- **Task to carry out**
Scan the entries below for the string "icon" and copy every line where it turns up.

Start of Block

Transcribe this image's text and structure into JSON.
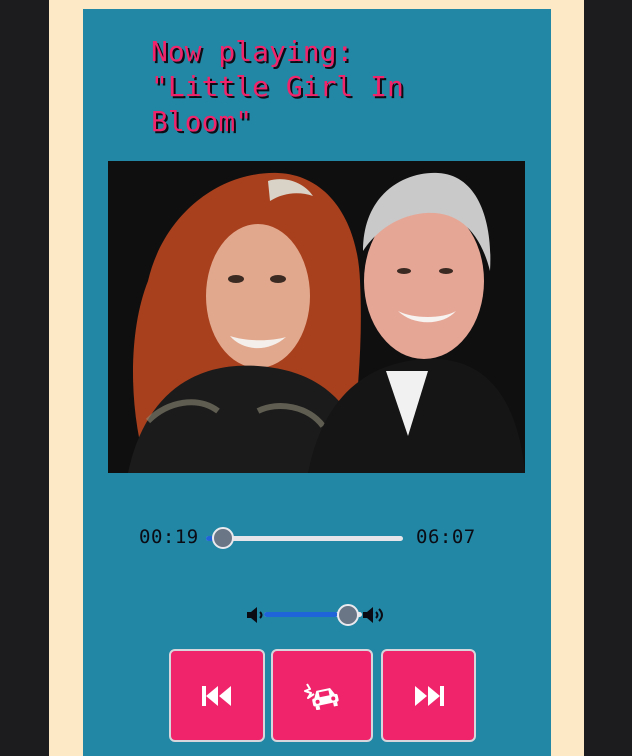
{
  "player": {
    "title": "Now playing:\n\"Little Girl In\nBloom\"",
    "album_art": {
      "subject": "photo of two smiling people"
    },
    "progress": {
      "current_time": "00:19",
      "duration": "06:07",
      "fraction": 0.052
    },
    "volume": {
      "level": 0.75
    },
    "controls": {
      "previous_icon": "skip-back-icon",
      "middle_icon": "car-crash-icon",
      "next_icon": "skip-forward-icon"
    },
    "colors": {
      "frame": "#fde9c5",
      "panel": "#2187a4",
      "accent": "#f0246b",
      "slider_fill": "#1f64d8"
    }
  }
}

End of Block
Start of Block

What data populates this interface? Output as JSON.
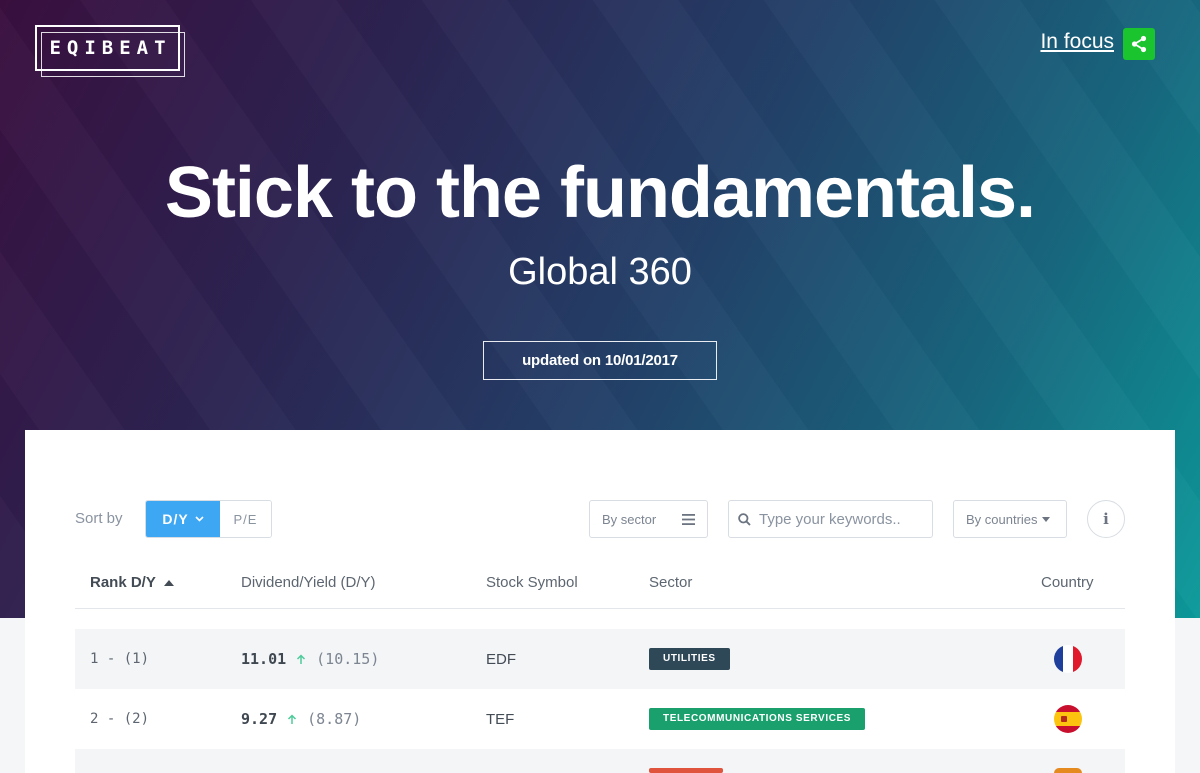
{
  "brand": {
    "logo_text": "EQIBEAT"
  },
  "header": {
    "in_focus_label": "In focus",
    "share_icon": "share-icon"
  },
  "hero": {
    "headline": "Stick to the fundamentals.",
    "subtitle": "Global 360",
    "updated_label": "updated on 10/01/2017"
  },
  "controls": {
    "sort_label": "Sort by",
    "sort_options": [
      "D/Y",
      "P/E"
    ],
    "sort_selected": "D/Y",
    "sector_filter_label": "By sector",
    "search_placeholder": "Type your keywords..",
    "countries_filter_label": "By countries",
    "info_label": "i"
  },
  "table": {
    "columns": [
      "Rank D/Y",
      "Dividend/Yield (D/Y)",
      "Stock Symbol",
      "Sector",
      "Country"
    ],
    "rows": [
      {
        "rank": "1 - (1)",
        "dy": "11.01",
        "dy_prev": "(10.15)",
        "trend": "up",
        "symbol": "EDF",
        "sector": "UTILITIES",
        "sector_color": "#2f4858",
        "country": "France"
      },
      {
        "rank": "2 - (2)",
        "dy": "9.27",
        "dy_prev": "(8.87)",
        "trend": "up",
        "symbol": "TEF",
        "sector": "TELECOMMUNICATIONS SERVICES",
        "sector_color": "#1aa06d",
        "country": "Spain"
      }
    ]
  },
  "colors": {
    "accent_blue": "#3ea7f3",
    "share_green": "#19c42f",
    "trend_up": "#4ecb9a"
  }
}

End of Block

- **Result**
      "previous_icon": "skip-back-icon",
      "middle_icon": "car-crash-icon",
      "next_icon": "skip-forward-icon"
    "share_icon": "share-icon"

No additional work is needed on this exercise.